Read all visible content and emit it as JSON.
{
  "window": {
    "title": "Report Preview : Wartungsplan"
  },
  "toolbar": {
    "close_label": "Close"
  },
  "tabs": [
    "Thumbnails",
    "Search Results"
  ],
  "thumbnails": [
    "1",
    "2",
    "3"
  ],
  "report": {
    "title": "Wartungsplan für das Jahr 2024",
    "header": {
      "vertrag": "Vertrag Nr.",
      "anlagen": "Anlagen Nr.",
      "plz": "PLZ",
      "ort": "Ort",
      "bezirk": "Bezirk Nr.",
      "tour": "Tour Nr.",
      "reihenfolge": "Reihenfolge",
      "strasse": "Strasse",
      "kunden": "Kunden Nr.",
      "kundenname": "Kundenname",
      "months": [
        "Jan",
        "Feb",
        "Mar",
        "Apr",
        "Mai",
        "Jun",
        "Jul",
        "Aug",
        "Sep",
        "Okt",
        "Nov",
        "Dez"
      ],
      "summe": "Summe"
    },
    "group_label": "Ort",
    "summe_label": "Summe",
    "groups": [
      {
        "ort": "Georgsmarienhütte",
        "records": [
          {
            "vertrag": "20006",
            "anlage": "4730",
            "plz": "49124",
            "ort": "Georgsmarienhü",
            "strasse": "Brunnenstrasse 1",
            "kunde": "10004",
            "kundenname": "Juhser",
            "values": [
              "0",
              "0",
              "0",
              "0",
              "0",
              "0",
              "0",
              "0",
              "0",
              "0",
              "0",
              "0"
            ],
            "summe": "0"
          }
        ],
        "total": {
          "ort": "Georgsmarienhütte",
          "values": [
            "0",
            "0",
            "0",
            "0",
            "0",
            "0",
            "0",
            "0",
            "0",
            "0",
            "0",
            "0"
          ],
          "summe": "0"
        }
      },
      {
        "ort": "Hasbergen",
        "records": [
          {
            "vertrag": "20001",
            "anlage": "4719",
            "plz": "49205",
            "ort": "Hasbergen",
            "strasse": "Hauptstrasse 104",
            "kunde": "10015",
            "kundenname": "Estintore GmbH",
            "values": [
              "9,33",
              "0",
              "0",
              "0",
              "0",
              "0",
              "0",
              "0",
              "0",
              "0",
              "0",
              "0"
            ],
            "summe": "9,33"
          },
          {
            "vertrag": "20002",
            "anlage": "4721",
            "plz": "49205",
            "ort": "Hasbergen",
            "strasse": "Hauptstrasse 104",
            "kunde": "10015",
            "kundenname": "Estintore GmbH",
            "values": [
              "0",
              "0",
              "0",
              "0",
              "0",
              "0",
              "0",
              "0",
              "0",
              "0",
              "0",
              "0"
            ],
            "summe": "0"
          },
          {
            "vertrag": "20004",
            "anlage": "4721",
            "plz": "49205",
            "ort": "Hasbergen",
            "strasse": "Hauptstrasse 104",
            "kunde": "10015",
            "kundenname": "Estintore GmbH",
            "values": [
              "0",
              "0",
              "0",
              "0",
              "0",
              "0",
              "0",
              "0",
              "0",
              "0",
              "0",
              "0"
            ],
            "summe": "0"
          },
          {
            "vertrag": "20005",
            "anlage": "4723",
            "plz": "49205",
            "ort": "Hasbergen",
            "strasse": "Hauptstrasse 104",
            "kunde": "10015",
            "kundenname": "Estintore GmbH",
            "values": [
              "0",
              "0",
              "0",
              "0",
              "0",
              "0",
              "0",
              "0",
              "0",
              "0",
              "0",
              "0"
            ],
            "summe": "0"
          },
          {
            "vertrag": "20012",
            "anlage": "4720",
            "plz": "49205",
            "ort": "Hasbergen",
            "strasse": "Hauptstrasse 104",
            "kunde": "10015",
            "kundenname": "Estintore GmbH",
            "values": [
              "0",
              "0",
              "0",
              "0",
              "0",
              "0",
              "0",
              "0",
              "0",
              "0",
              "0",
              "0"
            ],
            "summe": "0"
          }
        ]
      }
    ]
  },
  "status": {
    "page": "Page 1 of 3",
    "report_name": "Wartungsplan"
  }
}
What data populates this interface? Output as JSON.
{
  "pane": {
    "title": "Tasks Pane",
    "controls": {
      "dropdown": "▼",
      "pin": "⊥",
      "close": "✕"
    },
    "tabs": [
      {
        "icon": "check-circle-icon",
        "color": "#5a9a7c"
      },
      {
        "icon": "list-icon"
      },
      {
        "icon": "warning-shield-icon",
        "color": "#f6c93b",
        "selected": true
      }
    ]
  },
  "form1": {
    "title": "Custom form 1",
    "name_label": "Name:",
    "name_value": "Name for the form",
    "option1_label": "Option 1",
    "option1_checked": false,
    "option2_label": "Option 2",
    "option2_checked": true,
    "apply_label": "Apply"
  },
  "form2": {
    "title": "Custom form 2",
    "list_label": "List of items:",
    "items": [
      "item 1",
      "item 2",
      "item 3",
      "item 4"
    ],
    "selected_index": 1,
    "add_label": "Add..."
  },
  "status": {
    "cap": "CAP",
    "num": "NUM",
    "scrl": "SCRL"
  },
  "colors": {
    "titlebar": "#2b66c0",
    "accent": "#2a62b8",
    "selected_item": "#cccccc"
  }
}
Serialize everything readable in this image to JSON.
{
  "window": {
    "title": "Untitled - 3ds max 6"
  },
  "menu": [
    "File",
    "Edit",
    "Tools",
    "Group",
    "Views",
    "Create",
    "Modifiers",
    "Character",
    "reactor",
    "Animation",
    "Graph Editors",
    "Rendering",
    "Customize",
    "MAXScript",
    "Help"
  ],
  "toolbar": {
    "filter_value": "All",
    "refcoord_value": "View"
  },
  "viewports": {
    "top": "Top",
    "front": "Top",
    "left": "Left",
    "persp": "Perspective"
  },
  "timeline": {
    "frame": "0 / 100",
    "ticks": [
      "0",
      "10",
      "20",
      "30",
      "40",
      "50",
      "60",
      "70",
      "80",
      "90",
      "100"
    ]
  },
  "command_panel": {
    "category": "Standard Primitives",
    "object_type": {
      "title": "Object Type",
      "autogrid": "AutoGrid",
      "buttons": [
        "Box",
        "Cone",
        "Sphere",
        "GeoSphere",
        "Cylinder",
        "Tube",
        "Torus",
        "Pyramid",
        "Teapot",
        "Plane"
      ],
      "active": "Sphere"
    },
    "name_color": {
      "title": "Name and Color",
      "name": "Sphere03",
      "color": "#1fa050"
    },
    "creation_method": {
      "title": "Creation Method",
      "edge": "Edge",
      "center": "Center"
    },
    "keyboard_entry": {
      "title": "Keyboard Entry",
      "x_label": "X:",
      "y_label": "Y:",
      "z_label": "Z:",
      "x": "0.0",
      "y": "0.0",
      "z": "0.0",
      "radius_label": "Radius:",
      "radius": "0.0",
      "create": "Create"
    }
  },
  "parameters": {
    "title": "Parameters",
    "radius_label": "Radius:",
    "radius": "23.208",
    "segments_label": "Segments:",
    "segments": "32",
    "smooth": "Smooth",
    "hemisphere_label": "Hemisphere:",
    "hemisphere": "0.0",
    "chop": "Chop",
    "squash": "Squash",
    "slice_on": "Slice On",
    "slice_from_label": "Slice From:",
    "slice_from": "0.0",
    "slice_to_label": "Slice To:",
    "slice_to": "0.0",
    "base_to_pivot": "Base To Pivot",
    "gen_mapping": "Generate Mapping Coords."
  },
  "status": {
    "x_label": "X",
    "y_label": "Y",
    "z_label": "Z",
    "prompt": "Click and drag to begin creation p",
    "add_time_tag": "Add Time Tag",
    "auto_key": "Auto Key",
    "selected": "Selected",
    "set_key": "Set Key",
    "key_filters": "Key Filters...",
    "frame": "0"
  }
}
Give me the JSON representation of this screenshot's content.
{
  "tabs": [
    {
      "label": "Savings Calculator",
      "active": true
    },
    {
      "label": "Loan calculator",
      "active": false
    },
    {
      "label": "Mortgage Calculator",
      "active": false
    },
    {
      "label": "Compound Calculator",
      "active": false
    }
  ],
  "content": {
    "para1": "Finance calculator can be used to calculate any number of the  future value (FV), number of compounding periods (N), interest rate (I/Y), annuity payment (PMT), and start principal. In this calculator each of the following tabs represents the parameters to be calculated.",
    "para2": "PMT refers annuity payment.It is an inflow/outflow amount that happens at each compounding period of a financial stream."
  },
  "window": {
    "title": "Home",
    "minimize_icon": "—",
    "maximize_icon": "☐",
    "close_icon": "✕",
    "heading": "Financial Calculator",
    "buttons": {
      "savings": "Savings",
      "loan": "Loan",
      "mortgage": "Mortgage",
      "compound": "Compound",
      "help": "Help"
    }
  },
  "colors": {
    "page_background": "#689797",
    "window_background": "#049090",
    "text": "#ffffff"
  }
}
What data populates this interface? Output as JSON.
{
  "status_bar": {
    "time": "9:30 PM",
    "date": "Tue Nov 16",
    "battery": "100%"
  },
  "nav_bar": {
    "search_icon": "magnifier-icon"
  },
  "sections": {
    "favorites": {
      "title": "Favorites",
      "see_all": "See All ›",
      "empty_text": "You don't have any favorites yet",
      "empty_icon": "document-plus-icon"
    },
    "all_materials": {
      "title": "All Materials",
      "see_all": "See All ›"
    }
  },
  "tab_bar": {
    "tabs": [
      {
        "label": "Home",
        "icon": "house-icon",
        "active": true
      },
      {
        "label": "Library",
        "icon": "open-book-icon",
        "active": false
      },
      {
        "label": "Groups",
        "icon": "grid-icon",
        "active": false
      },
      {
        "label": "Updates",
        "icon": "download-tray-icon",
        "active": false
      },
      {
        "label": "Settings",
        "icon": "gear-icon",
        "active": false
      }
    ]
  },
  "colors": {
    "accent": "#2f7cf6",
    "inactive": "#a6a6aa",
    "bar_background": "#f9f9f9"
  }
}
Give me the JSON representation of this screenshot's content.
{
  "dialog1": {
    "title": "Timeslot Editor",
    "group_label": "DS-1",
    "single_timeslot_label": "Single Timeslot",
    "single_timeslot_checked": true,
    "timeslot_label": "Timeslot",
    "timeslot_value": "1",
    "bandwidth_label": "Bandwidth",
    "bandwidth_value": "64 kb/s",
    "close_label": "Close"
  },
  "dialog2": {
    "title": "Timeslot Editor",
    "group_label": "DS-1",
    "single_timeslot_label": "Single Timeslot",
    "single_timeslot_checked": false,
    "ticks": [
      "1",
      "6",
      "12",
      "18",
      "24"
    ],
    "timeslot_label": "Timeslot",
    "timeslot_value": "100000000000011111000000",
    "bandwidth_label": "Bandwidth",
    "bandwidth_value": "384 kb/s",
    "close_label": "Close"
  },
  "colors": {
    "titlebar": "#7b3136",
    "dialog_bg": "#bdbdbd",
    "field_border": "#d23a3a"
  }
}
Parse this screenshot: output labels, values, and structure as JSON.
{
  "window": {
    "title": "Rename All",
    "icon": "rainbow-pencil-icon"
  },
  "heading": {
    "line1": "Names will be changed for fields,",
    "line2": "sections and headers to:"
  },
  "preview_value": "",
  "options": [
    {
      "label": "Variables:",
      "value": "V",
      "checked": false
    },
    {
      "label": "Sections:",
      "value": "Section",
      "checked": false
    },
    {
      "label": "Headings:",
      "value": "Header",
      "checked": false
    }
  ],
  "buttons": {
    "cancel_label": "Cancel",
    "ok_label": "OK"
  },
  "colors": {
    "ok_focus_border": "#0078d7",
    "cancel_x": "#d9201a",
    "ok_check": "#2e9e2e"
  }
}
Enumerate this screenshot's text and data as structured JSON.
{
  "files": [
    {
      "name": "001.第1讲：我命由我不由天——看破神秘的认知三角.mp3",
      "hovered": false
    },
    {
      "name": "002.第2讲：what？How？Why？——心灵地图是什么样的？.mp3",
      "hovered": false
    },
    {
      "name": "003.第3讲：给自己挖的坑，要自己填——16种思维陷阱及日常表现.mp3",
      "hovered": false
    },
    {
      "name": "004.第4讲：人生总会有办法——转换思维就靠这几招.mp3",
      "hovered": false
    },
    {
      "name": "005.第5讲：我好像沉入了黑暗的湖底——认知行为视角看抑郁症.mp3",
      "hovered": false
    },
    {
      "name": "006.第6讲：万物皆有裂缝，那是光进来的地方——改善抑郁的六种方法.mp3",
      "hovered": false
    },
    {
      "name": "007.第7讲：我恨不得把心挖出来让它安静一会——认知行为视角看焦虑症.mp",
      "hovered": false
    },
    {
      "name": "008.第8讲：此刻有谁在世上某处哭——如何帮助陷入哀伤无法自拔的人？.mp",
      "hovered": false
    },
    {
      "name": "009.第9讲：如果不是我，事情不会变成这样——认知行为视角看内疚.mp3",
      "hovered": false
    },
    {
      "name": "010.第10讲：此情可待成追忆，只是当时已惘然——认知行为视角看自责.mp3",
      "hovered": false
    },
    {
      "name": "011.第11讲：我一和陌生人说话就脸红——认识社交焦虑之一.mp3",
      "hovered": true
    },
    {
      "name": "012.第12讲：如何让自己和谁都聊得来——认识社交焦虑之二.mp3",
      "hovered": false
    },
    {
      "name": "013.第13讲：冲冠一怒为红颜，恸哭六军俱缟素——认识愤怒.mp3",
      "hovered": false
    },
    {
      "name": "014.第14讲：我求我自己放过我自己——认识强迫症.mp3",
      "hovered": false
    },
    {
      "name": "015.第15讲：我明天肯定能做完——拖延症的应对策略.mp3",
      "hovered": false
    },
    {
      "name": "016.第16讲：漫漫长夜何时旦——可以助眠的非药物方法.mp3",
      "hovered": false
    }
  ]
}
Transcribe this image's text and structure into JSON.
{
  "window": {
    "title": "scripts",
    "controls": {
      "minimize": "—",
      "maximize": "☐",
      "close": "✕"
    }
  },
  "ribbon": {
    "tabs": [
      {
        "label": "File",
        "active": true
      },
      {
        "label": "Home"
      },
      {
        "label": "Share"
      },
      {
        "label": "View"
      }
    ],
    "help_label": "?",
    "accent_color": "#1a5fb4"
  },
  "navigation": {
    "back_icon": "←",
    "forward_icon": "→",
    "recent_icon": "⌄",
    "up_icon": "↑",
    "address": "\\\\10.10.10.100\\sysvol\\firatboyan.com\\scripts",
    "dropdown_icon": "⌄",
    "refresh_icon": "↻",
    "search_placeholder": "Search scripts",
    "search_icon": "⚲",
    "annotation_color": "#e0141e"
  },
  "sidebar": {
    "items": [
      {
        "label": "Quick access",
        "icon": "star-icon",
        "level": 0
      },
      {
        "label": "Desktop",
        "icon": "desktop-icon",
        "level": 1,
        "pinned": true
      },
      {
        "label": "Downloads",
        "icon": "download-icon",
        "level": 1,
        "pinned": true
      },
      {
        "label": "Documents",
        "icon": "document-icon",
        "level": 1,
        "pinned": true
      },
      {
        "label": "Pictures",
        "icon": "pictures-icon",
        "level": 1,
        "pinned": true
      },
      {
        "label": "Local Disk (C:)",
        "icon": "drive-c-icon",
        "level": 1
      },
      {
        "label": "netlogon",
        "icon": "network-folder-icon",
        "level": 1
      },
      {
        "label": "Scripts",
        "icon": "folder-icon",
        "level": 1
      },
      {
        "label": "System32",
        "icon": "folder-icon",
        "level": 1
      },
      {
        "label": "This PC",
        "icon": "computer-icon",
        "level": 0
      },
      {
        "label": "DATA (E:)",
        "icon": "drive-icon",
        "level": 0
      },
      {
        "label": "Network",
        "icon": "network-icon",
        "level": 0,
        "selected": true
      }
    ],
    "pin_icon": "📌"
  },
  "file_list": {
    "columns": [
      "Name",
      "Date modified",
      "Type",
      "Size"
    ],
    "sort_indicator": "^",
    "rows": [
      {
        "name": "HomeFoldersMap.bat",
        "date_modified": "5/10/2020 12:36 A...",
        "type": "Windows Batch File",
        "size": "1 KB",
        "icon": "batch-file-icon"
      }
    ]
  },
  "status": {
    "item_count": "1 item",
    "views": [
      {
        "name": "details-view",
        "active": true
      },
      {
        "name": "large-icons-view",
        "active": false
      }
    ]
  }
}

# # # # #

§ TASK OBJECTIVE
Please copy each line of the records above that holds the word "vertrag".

§ WRITTEN REPLY
      "vertrag": "Vertrag Nr.",
            "vertrag": "20006",
            "vertrag": "20001",
            "vertrag": "20002",
            "vertrag": "20004",
            "vertrag": "20005",
            "vertrag": "20012",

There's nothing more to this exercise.